> **Record excerpts**:
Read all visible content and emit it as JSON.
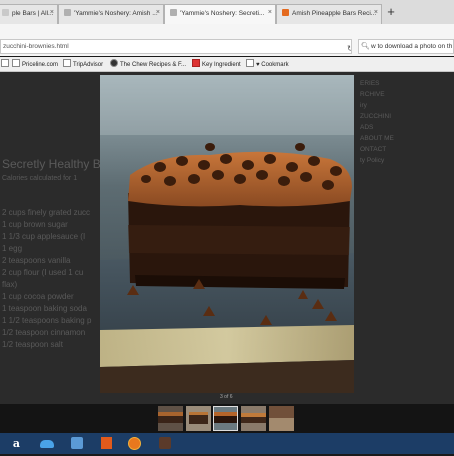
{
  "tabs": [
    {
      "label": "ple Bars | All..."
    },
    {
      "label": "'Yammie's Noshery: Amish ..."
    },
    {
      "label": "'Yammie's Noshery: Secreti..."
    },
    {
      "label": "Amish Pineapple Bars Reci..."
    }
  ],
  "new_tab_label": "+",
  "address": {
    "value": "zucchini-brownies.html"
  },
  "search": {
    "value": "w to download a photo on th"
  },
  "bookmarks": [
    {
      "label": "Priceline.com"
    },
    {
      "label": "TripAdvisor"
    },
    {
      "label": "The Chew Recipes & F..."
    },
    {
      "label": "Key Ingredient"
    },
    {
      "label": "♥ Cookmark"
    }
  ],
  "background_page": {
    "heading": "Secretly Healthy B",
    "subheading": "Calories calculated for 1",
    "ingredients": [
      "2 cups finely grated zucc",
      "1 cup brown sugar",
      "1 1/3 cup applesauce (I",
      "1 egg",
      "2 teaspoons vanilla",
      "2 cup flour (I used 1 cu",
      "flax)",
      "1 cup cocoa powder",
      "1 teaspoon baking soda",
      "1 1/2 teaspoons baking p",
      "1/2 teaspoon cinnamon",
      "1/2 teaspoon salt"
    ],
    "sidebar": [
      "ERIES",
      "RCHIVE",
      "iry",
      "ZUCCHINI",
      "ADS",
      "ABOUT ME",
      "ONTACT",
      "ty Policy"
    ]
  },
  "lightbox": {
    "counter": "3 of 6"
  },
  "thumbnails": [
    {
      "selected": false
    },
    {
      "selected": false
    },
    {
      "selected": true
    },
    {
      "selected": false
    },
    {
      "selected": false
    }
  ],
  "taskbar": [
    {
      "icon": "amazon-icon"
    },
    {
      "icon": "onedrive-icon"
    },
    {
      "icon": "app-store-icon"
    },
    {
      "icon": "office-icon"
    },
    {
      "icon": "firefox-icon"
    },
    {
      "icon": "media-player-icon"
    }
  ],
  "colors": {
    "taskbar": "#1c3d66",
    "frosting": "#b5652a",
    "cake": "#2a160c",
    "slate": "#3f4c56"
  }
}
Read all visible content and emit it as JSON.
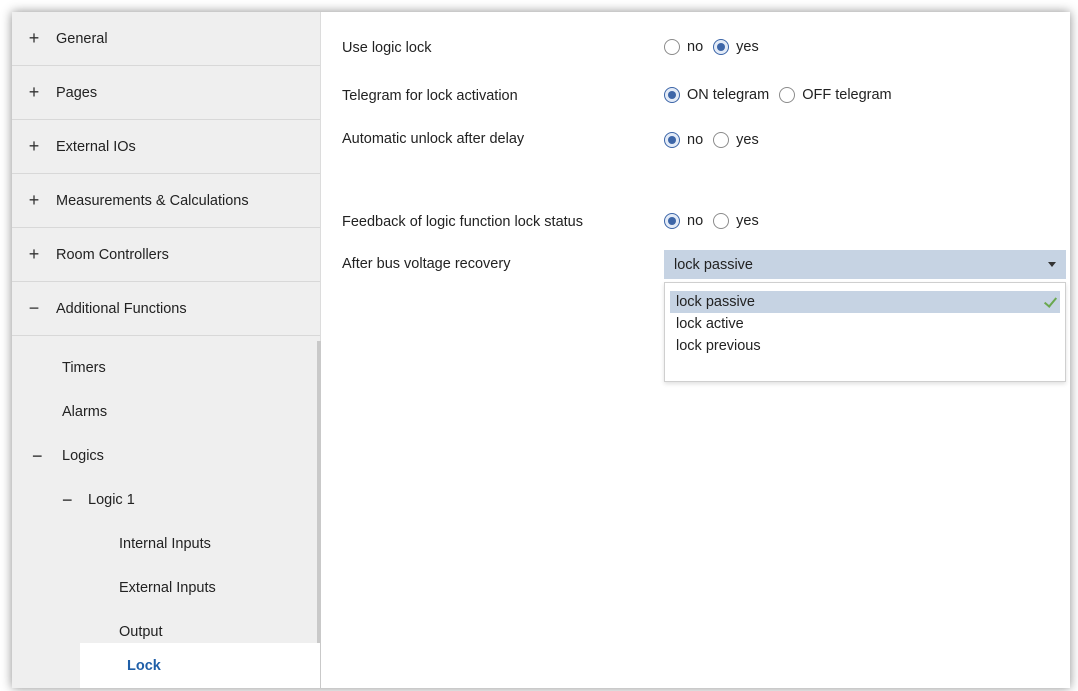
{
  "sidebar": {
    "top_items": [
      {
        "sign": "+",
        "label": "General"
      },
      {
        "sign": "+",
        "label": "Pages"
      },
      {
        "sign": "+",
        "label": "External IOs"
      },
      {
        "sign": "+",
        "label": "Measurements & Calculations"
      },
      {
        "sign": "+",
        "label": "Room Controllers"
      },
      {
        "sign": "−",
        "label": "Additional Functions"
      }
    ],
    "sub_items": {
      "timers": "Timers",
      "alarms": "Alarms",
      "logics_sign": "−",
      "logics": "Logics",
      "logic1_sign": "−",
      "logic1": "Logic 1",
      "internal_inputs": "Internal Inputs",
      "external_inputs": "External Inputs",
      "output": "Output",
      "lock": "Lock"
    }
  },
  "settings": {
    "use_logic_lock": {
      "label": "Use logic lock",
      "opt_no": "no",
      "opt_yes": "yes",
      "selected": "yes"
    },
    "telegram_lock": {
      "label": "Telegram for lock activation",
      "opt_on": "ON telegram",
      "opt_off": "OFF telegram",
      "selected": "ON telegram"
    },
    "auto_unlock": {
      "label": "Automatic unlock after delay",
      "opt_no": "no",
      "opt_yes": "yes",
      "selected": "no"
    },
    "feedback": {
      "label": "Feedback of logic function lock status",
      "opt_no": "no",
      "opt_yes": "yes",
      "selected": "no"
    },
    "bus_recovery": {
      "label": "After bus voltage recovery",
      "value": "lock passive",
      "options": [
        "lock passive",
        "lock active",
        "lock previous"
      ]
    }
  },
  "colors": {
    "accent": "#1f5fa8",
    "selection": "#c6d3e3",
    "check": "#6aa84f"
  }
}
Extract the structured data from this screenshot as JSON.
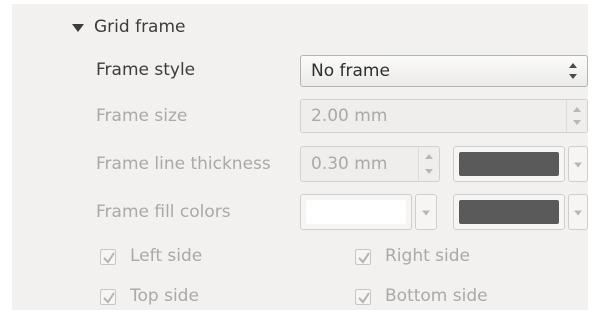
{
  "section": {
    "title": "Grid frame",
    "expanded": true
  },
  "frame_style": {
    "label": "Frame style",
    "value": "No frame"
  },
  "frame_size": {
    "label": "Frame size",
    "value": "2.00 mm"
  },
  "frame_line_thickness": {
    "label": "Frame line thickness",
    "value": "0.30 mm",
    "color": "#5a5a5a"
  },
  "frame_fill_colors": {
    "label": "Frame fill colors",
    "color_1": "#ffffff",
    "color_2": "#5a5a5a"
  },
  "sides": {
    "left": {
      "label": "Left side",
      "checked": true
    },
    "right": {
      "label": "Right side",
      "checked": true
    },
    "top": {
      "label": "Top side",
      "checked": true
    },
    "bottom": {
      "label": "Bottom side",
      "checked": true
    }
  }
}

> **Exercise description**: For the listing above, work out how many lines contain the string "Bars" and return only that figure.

> **Expected answer**: 2